It has gone up by 42.5% over a year– from Rs 4.87 lakh crore in June 2021 to Rs 6.94 lakh crore in June 2022. The larger part of it has gone to AIF Category-II funds, which saw a 43.7% rise y-o-y, with commitments raised going up from Rs 3.9 lakh crore in June 2021 to Rs 5.6 lakh crore in June 2022.
AIFs are of three kinds – Category I, Category II and Category III, and they invest pooled private funds. They have higher investment floors and are generally considered riskier than regular mutual funds because they are allowed to invest in unlisted securities and most can use borrowed funds. AIF Category II funds aren’t allowed to use borrowed funds other than for their operational expenses.
AIF Category-I funds invest in early-stage businesses including startups in sectors that the government believes are socially or economically desirable, and therefore can have a spillover effect for the larger economy. This fund may be offered incentives to encourage investments in it. Category III funds use high risk investment strategies, and unlike Category I and II, can be open-ended. Both Category I and Category III can borrow funds for investments, but the first can only do so for a limited period of time while the second has no such constraint.
Vishal Chandiramani, Managing Partner – Products, and COO at TrustPlutus Wealth (India), said that there were various factors at work. “Youngsters in several HNI families are getting involved in some of the investment decisions and there is increased awareness (about the investment opportunity) now. Media stories that talk about employees in start-ups making millions also act as an agent,” he told Moneycontrol.

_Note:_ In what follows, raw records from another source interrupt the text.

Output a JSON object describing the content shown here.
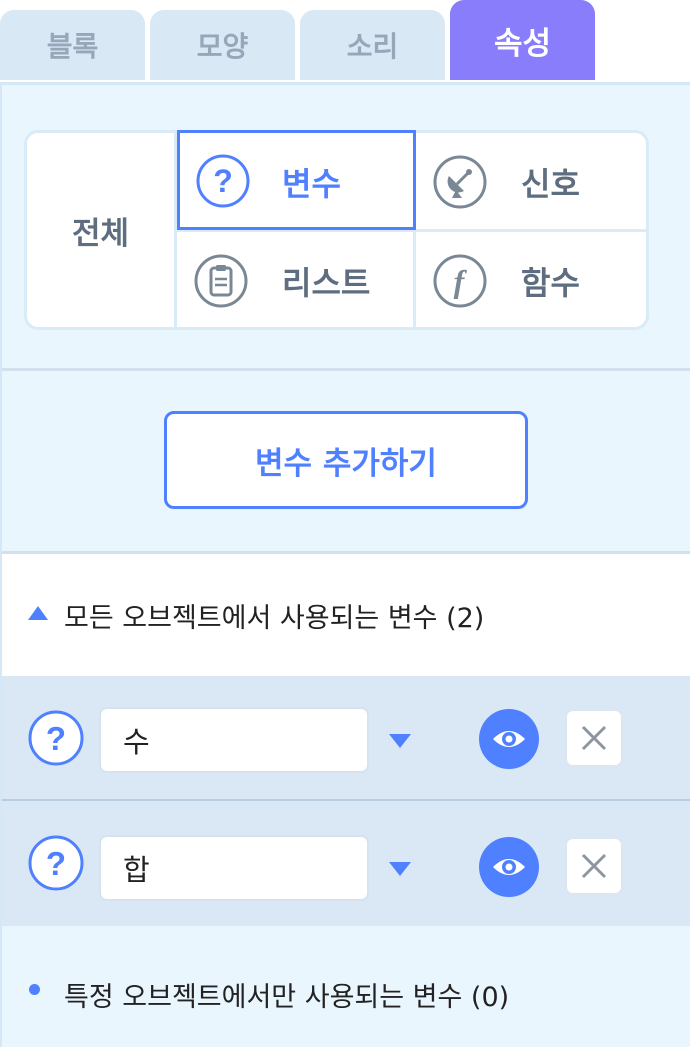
{
  "tabs": [
    {
      "label": "블록",
      "active": false
    },
    {
      "label": "모양",
      "active": false
    },
    {
      "label": "소리",
      "active": false
    },
    {
      "label": "속성",
      "active": true
    }
  ],
  "filter": {
    "all_label": "전체",
    "items": [
      {
        "label": "변수",
        "icon": "question-icon",
        "selected": true
      },
      {
        "label": "신호",
        "icon": "signal-dish-icon",
        "selected": false
      },
      {
        "label": "리스트",
        "icon": "clipboard-list-icon",
        "selected": false
      },
      {
        "label": "함수",
        "icon": "function-icon",
        "selected": false
      }
    ]
  },
  "add_button_label": "변수 추가하기",
  "global_section": {
    "title": "모든 오브젝트에서 사용되는 변수 (2)",
    "variables": [
      {
        "name": "수"
      },
      {
        "name": "합"
      }
    ]
  },
  "local_section": {
    "title": "특정 오브젝트에서만 사용되는 변수 (0)"
  },
  "colors": {
    "accent": "#4f80ff",
    "active_tab": "#8a7dfc",
    "panel_bg": "#eaf6fe",
    "row_bg": "#d9e8f4"
  }
}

Then there is the function of low interest rates. “Over the last couple of years, barring the last few months, we’ve seen interest rates at record lows post Covid-19 pandemic. Therefore, HNI families who are looking to increase their return on the fixed-income portion of their portfolio consider these investments. Debt mutual funds offering 5-6% post-tax return does not look appealing because somewhere people still expect debt investments to give 7-8% return,” he added.

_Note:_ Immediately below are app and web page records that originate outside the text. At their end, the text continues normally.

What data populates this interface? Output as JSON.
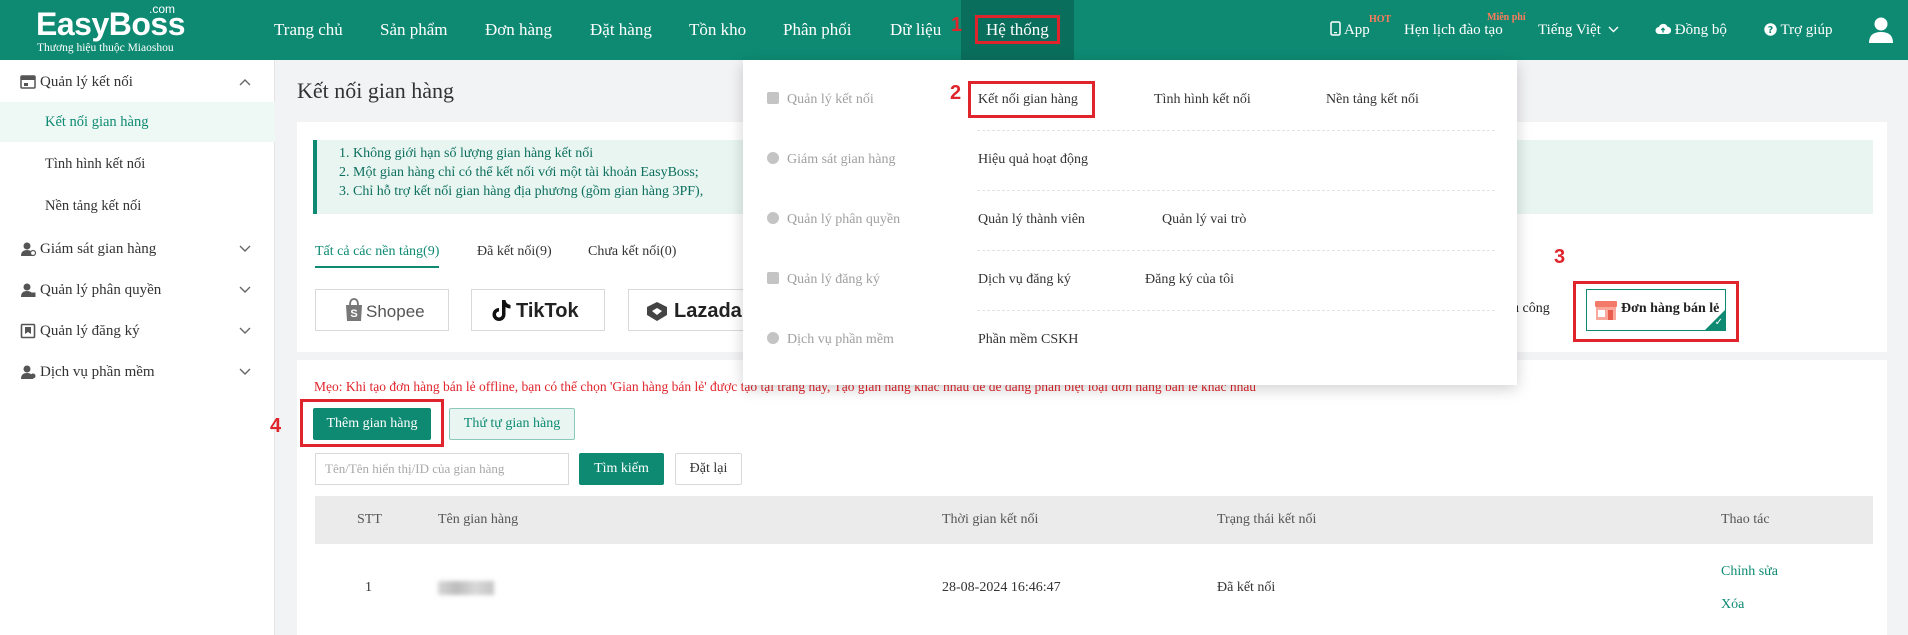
{
  "brand": {
    "name": "EasyBoss",
    "suffix": ".com",
    "tagline": "Thương hiệu thuộc Miaoshou"
  },
  "nav": [
    {
      "label": "Trang chủ"
    },
    {
      "label": "Sản phẩm"
    },
    {
      "label": "Đơn hàng"
    },
    {
      "label": "Đặt hàng"
    },
    {
      "label": "Tồn kho"
    },
    {
      "label": "Phân phối"
    },
    {
      "label": "Dữ liệu"
    },
    {
      "label": "Hệ thống"
    }
  ],
  "top_right": {
    "app": "App",
    "app_badge": "HOT",
    "training": "Hẹn lịch đào tạo",
    "training_badge": "Miễn phí",
    "language": "Tiếng Việt",
    "sync": "Đồng bộ",
    "help": "Trợ giúp"
  },
  "sidebar": {
    "groups": [
      {
        "label": "Quản lý kết nối",
        "expanded": true
      },
      {
        "label": "Giám sát gian hàng"
      },
      {
        "label": "Quản lý phân quyền"
      },
      {
        "label": "Quản lý đăng ký"
      },
      {
        "label": "Dịch vụ phần mềm"
      }
    ],
    "items": [
      "Kết nối gian hàng",
      "Tình hình kết nối",
      "Nền tảng kết nối"
    ]
  },
  "page_title": "Kết nối gian hàng",
  "notice": [
    "1. Không giới hạn số lượng gian hàng kết nối",
    "2. Một gian hàng chỉ có thể kết nối với một tài khoản EasyBoss;",
    "3. Chỉ hỗ trợ kết nối gian hàng địa phương (gồm gian hàng 3PF),"
  ],
  "tabs": [
    "Tất cả các nền tảng(9)",
    "Đã kết nối(9)",
    "Chưa kết nối(0)"
  ],
  "platforms": [
    "Shopee",
    "TikTok",
    "Lazada"
  ],
  "manual_label": "ủ công",
  "retail_label": "Đơn hàng bán lẻ",
  "tip": "Mẹo: Khi tạo đơn hàng bán lẻ offline, bạn có thể chọn 'Gian hàng bán lẻ' được tạo tại trang này, Tạo gian hàng khác nhau để dễ dàng phân biệt loại đơn hàng bán lẻ khác nhau",
  "buttons": {
    "add_store": "Thêm gian hàng",
    "store_order": "Thứ tự gian hàng",
    "search": "Tìm kiếm",
    "reset": "Đặt lại"
  },
  "search": {
    "placeholder": "Tên/Tên hiển thị/ID của gian hàng"
  },
  "table": {
    "headers": [
      "STT",
      "Tên gian hàng",
      "Thời gian kết nối",
      "Trạng thái kết nối",
      "Thao tác"
    ],
    "rows": [
      {
        "stt": "1",
        "connected_at": "28-08-2024 16:46:47",
        "status": "Đã kết nối",
        "actions": [
          "Chỉnh sửa",
          "Xóa"
        ]
      }
    ]
  },
  "dropdown": {
    "rows": [
      {
        "category": "Quản lý kết nối",
        "links": [
          "Kết nối gian hàng",
          "Tình hình kết nối",
          "Nền tảng kết nối"
        ]
      },
      {
        "category": "Giám sát gian hàng",
        "links": [
          "Hiệu quả hoạt động"
        ]
      },
      {
        "category": "Quản lý phân quyền",
        "links": [
          "Quản lý thành viên",
          "Quản lý vai trò"
        ]
      },
      {
        "category": "Quản lý đăng ký",
        "links": [
          "Dịch vụ đăng ký",
          "Đăng ký của tôi"
        ]
      },
      {
        "category": "Dịch vụ phần mềm",
        "links": [
          "Phần mềm CSKH"
        ]
      }
    ]
  },
  "steps": [
    "1",
    "2",
    "3",
    "4"
  ],
  "colors": {
    "primary": "#0e8a73",
    "highlight": "#e0242b"
  }
}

With rising interest rates, investors should be mindful about the risks of lending through relatively new instruments such as venture debt and the like. For example, money may start to dry up for startups and they might find it difficult to service their debt. “While it is good to diversify, it is also important to invest with the right managers who have a strong track record because a lot of these products have not really seen a complete market cycle in a country like India,” cautioned Chandiramani.
“It’s not to say that you shouldn’t invest in them but the proportion to the portfolio should be right,” he said.